Your objective: Each record that follows goes into your reply unchanged; the pictures do not.

Excerpted records:
........

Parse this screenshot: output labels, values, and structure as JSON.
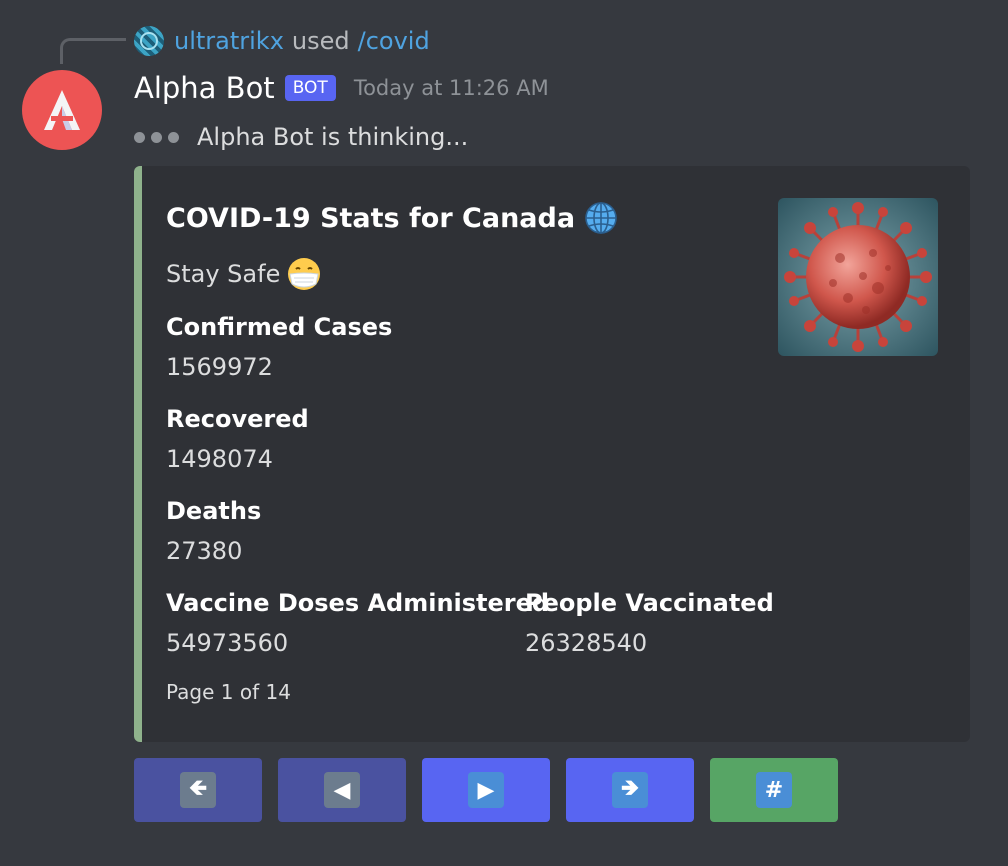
{
  "reply": {
    "username": "ultratrikx",
    "used_text": "used",
    "command": "/covid"
  },
  "message": {
    "author": "Alpha Bot",
    "bot_tag": "BOT",
    "timestamp": "Today at 11:26 AM",
    "thinking_text": "Alpha Bot is thinking..."
  },
  "embed": {
    "accent_color": "#8fb28c",
    "title": "COVID-19 Stats for Canada",
    "description": "Stay Safe",
    "fields": [
      {
        "name": "Confirmed Cases",
        "value": "1569972"
      },
      {
        "name": "Recovered",
        "value": "1498074"
      },
      {
        "name": "Deaths",
        "value": "27380"
      },
      {
        "name": "Vaccine Doses Administered",
        "value": "54973560"
      },
      {
        "name": "People Vaccinated",
        "value": "26328540"
      }
    ],
    "footer": "Page 1 of 14",
    "thumbnail": "coronavirus-image"
  },
  "buttons": [
    {
      "icon": "first-page-arrow-icon",
      "glyph": "🡸",
      "style": "primary-disabled"
    },
    {
      "icon": "previous-triangle-icon",
      "glyph": "◀",
      "style": "primary-disabled"
    },
    {
      "icon": "next-triangle-icon",
      "glyph": "▶",
      "style": "primary"
    },
    {
      "icon": "last-page-arrow-icon",
      "glyph": "🡺",
      "style": "primary"
    },
    {
      "icon": "hash-icon",
      "glyph": "#",
      "style": "success"
    }
  ]
}
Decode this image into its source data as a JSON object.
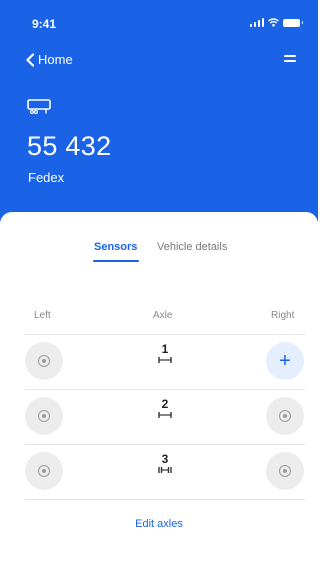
{
  "status_bar": {
    "time": "9:41",
    "icons": [
      "signal-icon",
      "wifi-icon",
      "battery-icon"
    ]
  },
  "nav": {
    "back_label": "Home",
    "back_icon": "chevron-left-icon",
    "menu_icon": "menu-icon"
  },
  "vehicle": {
    "icon": "truck-icon",
    "number": "55 432",
    "company": "Fedex"
  },
  "tabs": [
    {
      "label": "Sensors",
      "active": true
    },
    {
      "label": "Vehicle details",
      "active": false
    }
  ],
  "columns": {
    "left": "Left",
    "axle": "Axle",
    "right": "Right"
  },
  "axles": [
    {
      "number": "1",
      "left": "sensor-icon",
      "right": "add-icon"
    },
    {
      "number": "2",
      "left": "sensor-icon",
      "right": "sensor-icon"
    },
    {
      "number": "3",
      "left": "sensor-icon",
      "right": "sensor-icon"
    }
  ],
  "actions": {
    "edit_axles": "Edit axles"
  },
  "colors": {
    "primary": "#1a63e6",
    "sensor_bg": "#ececec",
    "add_bg": "#e4eefe"
  }
}
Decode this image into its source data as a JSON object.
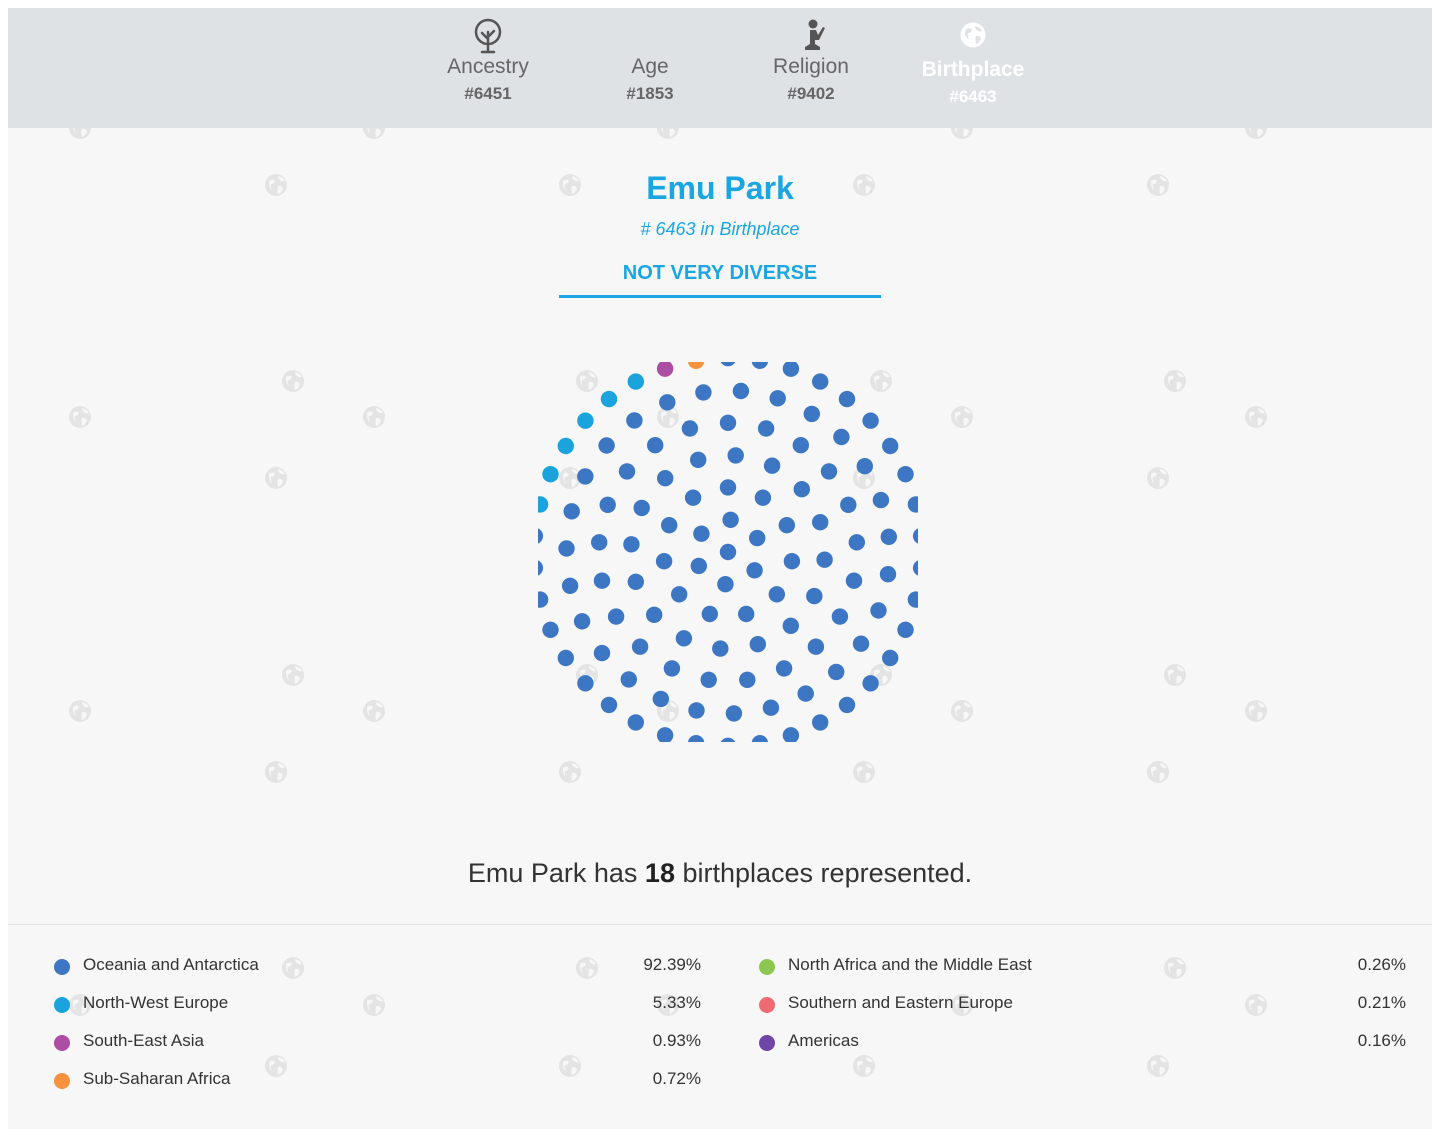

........

The completed task:
Parse this screenshot: output labels, values, and structure as JSON.
{
  "reply": {
    "username": "ultratrikx",
    "used_text": "used",
    "command": "/covid"
  },
  "message": {
    "author": "Alpha Bot",
    "bot_tag": "BOT",
    "timestamp": "Today at 11:26 AM",
    "thinking_text": "Alpha Bot is thinking..."
  },
  "embed": {
    "accent_color": "#8fb28c",
    "title": "COVID-19 Stats for Canada",
    "description": "Stay Safe",
    "fields": [
      {
        "name": "Confirmed Cases",
        "value": "1569972"
      },
      {
        "name": "Recovered",
        "value": "1498074"
      },
      {
        "name": "Deaths",
        "value": "27380"
      },
      {
        "name": "Vaccine Doses Administered",
        "value": "54973560"
      },
      {
        "name": "People Vaccinated",
        "value": "26328540"
      }
    ],
    "footer": "Page 1 of 14",
    "thumbnail": "coronavirus-image"
  },
  "buttons": [
    {
      "icon": "first-page-arrow-icon",
      "glyph": "🡸",
      "style": "primary-disabled"
    },
    {
      "icon": "previous-triangle-icon",
      "glyph": "◀",
      "style": "primary-disabled"
    },
    {
      "icon": "next-triangle-icon",
      "glyph": "▶",
      "style": "primary"
    },
    {
      "icon": "last-page-arrow-icon",
      "glyph": "🡺",
      "style": "primary"
    },
    {
      "icon": "hash-icon",
      "glyph": "#",
      "style": "success"
    }
  ]
}
Decode this image into its source data as a JSON object.
{
  "status_bar": {
    "time": "9:41",
    "icons": [
      "signal-icon",
      "wifi-icon",
      "battery-icon"
    ]
  },
  "nav": {
    "back_label": "Home",
    "back_icon": "chevron-left-icon",
    "menu_icon": "menu-icon"
  },
  "vehicle": {
    "icon": "truck-icon",
    "number": "55 432",
    "company": "Fedex"
  },
  "tabs": [
    {
      "label": "Sensors",
      "active": true
    },
    {
      "label": "Vehicle details",
      "active": false
    }
  ],
  "columns": {
    "left": "Left",
    "axle": "Axle",
    "right": "Right"
  },
  "axles": [
    {
      "number": "1",
      "left": "sensor-icon",
      "right": "add-icon"
    },
    {
      "number": "2",
      "left": "sensor-icon",
      "right": "sensor-icon"
    },
    {
      "number": "3",
      "left": "sensor-icon",
      "right": "sensor-icon"
    }
  ],
  "actions": {
    "edit_axles": "Edit axles"
  },
  "colors": {
    "primary": "#1a63e6",
    "sensor_bg": "#ececec",
    "add_bg": "#e4eefe"
  }
}
Decode this image into its source data as a JSON object.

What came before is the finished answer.